Ryan Trares: Taking a moment to give thanks

Thankfulness was on the menu this week.

Anthony and I were sitting in the car, waiting in the drop-off line before school started. Our early morning conversations are usually pretty inane — what he made that morning in his Minecraft world, how the heater on the car works, why Willie Nelson loves being “On the Road” again.

So with Thanksgiving coming up, the conversation turned to his tentative agreement to try turkey this year. We’ve been talking up the holiday’s main course, and after careful consideration, he agreed to try some this year — a minor commitment from him, a major victory for two parents navigating their son’s picky palate.

While we were on the subject of the upcoming holiday, I thought I’d take the initiative.

“You know, Thanksgiving is when we think about the things we’re thankful for.
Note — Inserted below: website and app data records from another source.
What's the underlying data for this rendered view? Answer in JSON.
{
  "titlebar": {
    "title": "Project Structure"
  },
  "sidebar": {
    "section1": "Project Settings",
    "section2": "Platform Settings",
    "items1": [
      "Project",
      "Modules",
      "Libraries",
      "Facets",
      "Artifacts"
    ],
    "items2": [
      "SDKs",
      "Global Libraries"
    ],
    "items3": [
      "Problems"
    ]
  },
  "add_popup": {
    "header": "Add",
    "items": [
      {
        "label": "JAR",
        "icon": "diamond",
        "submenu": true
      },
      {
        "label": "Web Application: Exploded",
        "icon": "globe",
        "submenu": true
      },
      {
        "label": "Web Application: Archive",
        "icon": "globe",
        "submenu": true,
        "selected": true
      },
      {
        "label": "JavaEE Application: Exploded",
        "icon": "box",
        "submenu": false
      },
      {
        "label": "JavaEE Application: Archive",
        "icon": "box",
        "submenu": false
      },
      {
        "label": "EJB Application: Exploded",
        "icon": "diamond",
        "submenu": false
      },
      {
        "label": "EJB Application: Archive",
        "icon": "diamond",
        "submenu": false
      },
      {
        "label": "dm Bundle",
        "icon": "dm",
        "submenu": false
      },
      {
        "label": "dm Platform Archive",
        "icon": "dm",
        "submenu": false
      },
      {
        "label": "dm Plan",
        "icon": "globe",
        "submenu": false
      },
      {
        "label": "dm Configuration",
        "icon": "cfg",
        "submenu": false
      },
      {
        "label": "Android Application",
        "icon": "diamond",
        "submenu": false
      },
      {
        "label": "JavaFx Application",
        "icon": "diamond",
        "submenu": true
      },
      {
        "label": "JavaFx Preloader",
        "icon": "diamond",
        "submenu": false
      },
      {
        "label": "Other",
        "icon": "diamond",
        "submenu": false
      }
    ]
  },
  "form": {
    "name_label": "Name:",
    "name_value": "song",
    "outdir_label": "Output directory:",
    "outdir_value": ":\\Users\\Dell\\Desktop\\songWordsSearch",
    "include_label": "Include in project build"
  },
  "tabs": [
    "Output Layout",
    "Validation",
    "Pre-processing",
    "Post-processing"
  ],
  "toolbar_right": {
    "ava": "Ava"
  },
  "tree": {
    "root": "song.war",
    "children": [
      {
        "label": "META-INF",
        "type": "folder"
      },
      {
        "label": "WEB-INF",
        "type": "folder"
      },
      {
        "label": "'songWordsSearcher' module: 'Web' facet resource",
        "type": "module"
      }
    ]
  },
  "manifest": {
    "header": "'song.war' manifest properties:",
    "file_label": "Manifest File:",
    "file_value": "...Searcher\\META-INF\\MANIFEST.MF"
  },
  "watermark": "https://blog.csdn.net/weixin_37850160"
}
What are you thankful for, buddy?”

Anthony thought about the question, and was quiet for a moment. I could see in the rearview mirror that he was rolling the question around in his head.

We’ve tried to make it clear the importance of thanks. Anthony has been taught to say “thank you” when he receives something, whether it’s the juice box he asked for or a present from a doting grandparent. After his birthday or Christmas, he sits down to color or write a thank you note.

But even as an adult, it can be hard to look at the big picture and be grateful. The minutia and difficulties of day-to-day life can obscure how much we have and how lucky we are. Sometimes, it’s nice to step back and appreciate that.

To help him out, I figured I’d get the ball rolling.

“Well, I’m thankful for you and mommy. I’m thankful we have a house to keep us warm and food for our bellies. And we have a family who loves us and helps us, which is a very good thing.

Anthony took in my answer, before scrunching his face up and scolding, “Daddy, why aren’t you thankful for Olaf (our cat) and Purdle (our turtle)?” I laughed and told him I was thankful for them too.

He started listing all of the things that he was grateful about — his mom and dad and pets, of course, his school and classmates and his friends. He was thankful for his grandparents and aunt and uncle. One by one, he listed the toys he was thankful for, until I told him he could just say, “Toys.”

Then he smiled and said, “And I’m thankful for the internet.” Aren’t we all.

It was a good list, and I hope it put us in the right mindset heading into Thanksgiving. In between bites of turkey and stuffing and pumpkin pie, we can take a moment to reflect on all that we have.

Then go in for seconds.

Ryan Trares is a senior reporter and columnist for the Daily Journal. Send comments to [email protected]